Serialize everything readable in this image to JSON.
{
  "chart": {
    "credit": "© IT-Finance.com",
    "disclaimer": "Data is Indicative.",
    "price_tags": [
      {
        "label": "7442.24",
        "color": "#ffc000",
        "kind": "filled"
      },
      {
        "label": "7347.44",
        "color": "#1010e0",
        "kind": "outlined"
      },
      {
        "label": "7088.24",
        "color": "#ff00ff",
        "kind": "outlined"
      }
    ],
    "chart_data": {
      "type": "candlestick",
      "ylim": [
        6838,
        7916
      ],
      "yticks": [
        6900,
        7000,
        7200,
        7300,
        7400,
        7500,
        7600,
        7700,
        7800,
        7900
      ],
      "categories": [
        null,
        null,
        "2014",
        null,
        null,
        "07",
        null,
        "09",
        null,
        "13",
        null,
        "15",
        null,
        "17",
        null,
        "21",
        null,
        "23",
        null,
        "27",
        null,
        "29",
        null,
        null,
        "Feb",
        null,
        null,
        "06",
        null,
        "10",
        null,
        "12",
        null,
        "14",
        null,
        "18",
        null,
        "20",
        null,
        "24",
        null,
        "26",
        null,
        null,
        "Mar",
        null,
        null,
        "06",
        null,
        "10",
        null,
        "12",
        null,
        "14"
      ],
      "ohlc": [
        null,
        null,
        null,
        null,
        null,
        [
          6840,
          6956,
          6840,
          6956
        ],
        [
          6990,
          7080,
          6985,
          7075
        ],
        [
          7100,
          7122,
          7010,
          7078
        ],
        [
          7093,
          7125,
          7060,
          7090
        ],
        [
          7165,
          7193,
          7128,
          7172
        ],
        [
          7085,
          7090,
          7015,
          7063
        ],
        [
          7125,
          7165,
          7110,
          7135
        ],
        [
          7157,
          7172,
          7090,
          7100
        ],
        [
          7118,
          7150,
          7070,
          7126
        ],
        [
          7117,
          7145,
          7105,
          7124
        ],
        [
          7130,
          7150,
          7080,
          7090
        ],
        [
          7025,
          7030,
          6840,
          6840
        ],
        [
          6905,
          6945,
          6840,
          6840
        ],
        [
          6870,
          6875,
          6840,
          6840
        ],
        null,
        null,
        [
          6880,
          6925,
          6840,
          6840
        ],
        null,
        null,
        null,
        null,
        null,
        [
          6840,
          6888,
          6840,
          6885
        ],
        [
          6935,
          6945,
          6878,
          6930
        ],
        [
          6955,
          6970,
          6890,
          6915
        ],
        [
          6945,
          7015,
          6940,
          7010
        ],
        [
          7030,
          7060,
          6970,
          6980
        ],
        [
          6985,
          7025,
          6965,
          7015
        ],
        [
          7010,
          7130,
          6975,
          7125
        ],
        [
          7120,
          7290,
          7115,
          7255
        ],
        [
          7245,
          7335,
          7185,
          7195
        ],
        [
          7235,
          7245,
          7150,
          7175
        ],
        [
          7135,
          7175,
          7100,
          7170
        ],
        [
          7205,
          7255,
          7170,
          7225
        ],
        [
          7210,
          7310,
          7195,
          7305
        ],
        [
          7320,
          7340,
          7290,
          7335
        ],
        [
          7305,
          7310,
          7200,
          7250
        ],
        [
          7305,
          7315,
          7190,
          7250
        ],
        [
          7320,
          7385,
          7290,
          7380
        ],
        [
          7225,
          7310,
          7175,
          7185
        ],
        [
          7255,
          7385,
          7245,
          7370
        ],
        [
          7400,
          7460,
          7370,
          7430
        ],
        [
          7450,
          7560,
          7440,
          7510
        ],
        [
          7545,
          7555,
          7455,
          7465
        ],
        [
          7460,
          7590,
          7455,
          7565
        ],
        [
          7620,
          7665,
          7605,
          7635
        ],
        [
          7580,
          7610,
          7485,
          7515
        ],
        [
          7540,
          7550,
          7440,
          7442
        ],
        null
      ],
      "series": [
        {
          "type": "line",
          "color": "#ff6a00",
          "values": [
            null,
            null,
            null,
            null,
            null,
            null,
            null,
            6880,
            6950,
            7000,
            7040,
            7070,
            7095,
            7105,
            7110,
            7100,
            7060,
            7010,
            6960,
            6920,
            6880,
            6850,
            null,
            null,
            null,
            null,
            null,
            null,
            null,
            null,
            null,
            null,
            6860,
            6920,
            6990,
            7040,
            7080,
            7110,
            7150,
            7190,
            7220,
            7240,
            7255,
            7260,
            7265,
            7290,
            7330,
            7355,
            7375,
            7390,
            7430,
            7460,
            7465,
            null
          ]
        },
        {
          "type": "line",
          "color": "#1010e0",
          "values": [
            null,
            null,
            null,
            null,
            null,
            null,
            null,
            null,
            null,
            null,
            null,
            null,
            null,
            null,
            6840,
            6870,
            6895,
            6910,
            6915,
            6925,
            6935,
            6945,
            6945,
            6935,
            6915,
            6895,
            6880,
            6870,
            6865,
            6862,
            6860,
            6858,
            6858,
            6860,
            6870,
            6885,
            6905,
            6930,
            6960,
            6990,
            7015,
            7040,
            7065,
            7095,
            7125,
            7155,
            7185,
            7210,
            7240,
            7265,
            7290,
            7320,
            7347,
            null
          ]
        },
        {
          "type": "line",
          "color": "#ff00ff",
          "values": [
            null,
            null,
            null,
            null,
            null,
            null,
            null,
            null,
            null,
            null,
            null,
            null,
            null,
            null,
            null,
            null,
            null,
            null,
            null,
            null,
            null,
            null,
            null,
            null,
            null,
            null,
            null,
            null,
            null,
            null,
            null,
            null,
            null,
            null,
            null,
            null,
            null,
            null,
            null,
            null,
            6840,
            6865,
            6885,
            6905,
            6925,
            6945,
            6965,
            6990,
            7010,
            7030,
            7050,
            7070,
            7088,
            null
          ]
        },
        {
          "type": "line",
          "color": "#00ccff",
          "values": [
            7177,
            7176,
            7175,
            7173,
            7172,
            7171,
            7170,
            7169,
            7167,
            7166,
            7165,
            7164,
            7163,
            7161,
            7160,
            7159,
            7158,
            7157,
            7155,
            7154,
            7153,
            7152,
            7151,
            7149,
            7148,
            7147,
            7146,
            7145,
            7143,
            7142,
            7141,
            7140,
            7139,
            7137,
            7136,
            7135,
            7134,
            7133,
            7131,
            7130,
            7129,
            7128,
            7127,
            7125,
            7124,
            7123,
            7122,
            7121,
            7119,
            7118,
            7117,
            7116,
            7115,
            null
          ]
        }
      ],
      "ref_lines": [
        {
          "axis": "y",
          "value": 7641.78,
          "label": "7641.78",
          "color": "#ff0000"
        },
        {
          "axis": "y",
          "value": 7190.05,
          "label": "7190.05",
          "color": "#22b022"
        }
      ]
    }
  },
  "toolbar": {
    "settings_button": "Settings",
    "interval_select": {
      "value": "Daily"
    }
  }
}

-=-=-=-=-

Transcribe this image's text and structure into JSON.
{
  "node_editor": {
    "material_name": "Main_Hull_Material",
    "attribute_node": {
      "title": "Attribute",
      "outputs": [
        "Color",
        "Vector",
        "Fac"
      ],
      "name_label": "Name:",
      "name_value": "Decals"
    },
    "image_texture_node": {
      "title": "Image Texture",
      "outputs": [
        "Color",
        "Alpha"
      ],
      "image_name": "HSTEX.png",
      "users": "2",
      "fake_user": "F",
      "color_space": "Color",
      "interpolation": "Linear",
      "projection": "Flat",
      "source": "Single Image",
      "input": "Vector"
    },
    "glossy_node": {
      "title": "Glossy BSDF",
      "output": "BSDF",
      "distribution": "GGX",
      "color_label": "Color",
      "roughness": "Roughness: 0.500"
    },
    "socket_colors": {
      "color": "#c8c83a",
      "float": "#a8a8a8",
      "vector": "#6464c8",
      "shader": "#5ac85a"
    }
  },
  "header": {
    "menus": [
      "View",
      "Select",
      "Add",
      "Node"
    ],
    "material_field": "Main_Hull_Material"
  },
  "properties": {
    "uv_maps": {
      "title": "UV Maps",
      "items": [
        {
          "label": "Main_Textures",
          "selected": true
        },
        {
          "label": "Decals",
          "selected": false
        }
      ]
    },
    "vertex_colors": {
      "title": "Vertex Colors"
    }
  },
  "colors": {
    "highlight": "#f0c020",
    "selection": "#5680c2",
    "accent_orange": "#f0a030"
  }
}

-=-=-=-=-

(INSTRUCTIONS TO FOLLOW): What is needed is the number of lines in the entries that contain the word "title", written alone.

(WRITTEN RESPONSE): 5